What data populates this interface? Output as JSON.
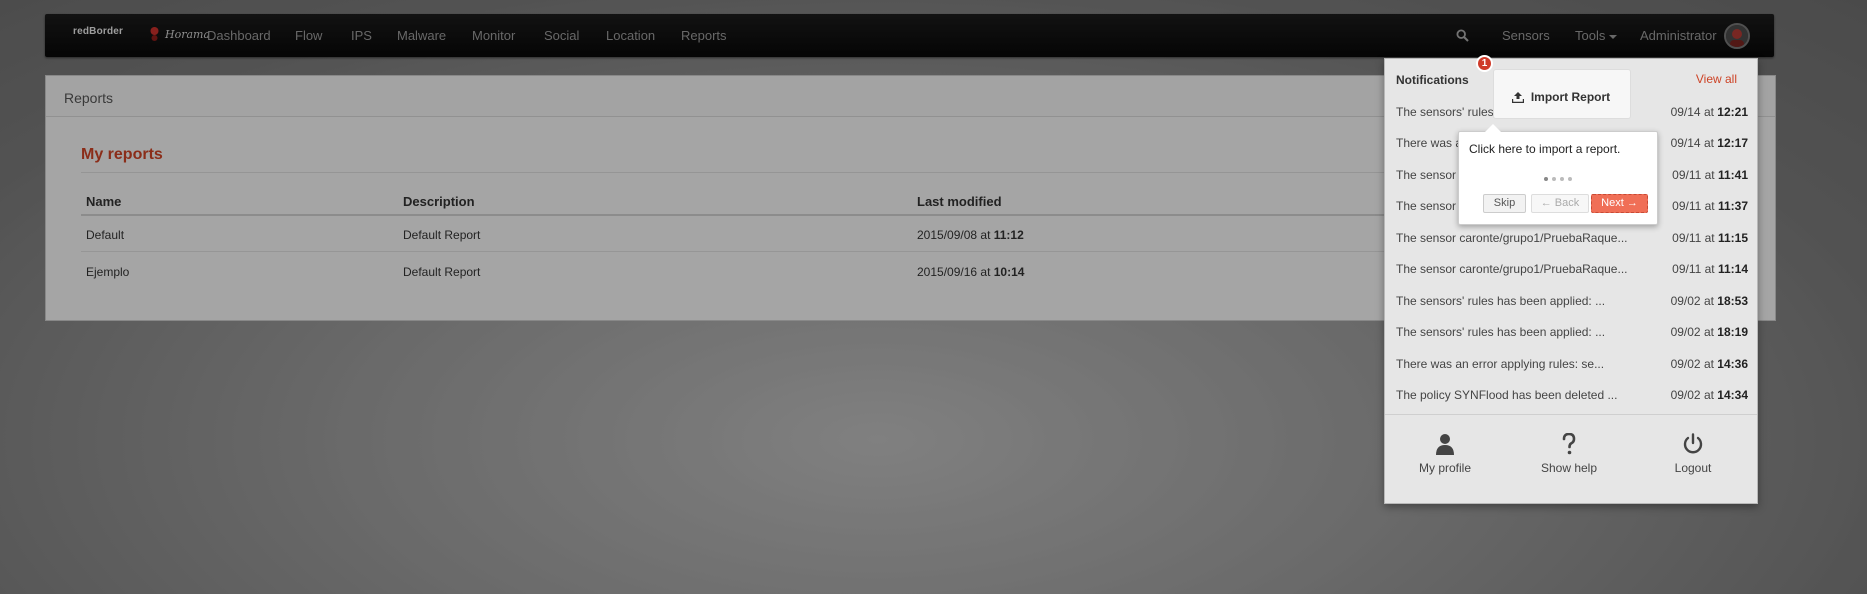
{
  "brand": {
    "name_1": "redBorder",
    "name_2": "Horama"
  },
  "nav": {
    "items": [
      "Dashboard",
      "Flow",
      "IPS",
      "Malware",
      "Monitor",
      "Social",
      "Location",
      "Reports"
    ],
    "sensors": "Sensors",
    "tools": "Tools",
    "user": "Administrator"
  },
  "panel": {
    "title": "Reports",
    "section_title": "My reports",
    "columns": [
      "Name",
      "Description",
      "Last modified"
    ],
    "rows": [
      {
        "name": "Default",
        "description": "Default Report",
        "date": "2015/09/08 at ",
        "time": "11:12"
      },
      {
        "name": "Ejemplo",
        "description": "Default Report",
        "date": "2015/09/16 at ",
        "time": "10:14"
      }
    ]
  },
  "notifications": {
    "title": "Notifications",
    "view_all": "View all",
    "items": [
      {
        "msg": "The sensors' rules has been applied: ...",
        "date": "09/14 at ",
        "time": "12:21"
      },
      {
        "msg": "There was an error applying rules: se...",
        "date": "09/14 at ",
        "time": "12:17"
      },
      {
        "msg": "The sensor caronte/grupo1/PruebaRaque...",
        "date": "09/11 at ",
        "time": "11:41"
      },
      {
        "msg": "The sensor caronte/grupo1/PruebaRaque...",
        "date": "09/11 at ",
        "time": "11:37"
      },
      {
        "msg": "The sensor caronte/grupo1/PruebaRaque...",
        "date": "09/11 at ",
        "time": "11:15"
      },
      {
        "msg": "The sensor caronte/grupo1/PruebaRaque...",
        "date": "09/11 at ",
        "time": "11:14"
      },
      {
        "msg": "The sensors' rules has been applied: ...",
        "date": "09/02 at ",
        "time": "18:53"
      },
      {
        "msg": "The sensors' rules has been applied: ...",
        "date": "09/02 at ",
        "time": "18:19"
      },
      {
        "msg": "There was an error applying rules: se...",
        "date": "09/02 at ",
        "time": "14:36"
      },
      {
        "msg": "The policy SYNFlood has been deleted ...",
        "date": "09/02 at ",
        "time": "14:34"
      }
    ],
    "footer": {
      "profile": "My profile",
      "help": "Show help",
      "logout": "Logout"
    }
  },
  "tour": {
    "step_badge": "1",
    "target_label": "Import Report",
    "text": "Click here to import a report.",
    "dots_total": 4,
    "dots_active": 1,
    "skip": "Skip",
    "back": "← Back",
    "next": "Next →"
  },
  "colors": {
    "accent": "#cd4326",
    "next_button": "#f06f57",
    "navbar": "#111111"
  }
}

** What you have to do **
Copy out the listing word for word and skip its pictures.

** Solved exercise **
What data populates this interface? Output as JSON.
{
  "brand": {
    "name_1": "redBorder",
    "name_2": "Horama"
  },
  "nav": {
    "items": [
      "Dashboard",
      "Flow",
      "IPS",
      "Malware",
      "Monitor",
      "Social",
      "Location",
      "Reports"
    ],
    "sensors": "Sensors",
    "tools": "Tools",
    "user": "Administrator"
  },
  "panel": {
    "title": "Reports",
    "section_title": "My reports",
    "columns": [
      "Name",
      "Description",
      "Last modified"
    ],
    "rows": [
      {
        "name": "Default",
        "description": "Default Report",
        "date": "2015/09/08 at ",
        "time": "11:12"
      },
      {
        "name": "Ejemplo",
        "description": "Default Report",
        "date": "2015/09/16 at ",
        "time": "10:14"
      }
    ]
  },
  "notifications": {
    "title": "Notifications",
    "view_all": "View all",
    "items": [
      {
        "msg": "The sensors' rules has been applied: ...",
        "date": "09/14 at ",
        "time": "12:21"
      },
      {
        "msg": "There was an error applying rules: se...",
        "date": "09/14 at ",
        "time": "12:17"
      },
      {
        "msg": "The sensor caronte/grupo1/PruebaRaque...",
        "date": "09/11 at ",
        "time": "11:41"
      },
      {
        "msg": "The sensor caronte/grupo1/PruebaRaque...",
        "date": "09/11 at ",
        "time": "11:37"
      },
      {
        "msg": "The sensor caronte/grupo1/PruebaRaque...",
        "date": "09/11 at ",
        "time": "11:15"
      },
      {
        "msg": "The sensor caronte/grupo1/PruebaRaque...",
        "date": "09/11 at ",
        "time": "11:14"
      },
      {
        "msg": "The sensors' rules has been applied: ...",
        "date": "09/02 at ",
        "time": "18:53"
      },
      {
        "msg": "The sensors' rules has been applied: ...",
        "date": "09/02 at ",
        "time": "18:19"
      },
      {
        "msg": "There was an error applying rules: se...",
        "date": "09/02 at ",
        "time": "14:36"
      },
      {
        "msg": "The policy SYNFlood has been deleted ...",
        "date": "09/02 at ",
        "time": "14:34"
      }
    ],
    "footer": {
      "profile": "My profile",
      "help": "Show help",
      "logout": "Logout"
    }
  },
  "tour": {
    "step_badge": "1",
    "target_label": "Import Report",
    "text": "Click here to import a report.",
    "dots_total": 4,
    "dots_active": 1,
    "skip": "Skip",
    "back": "← Back",
    "next": "Next →"
  },
  "colors": {
    "accent": "#cd4326",
    "next_button": "#f06f57",
    "navbar": "#111111"
  }
}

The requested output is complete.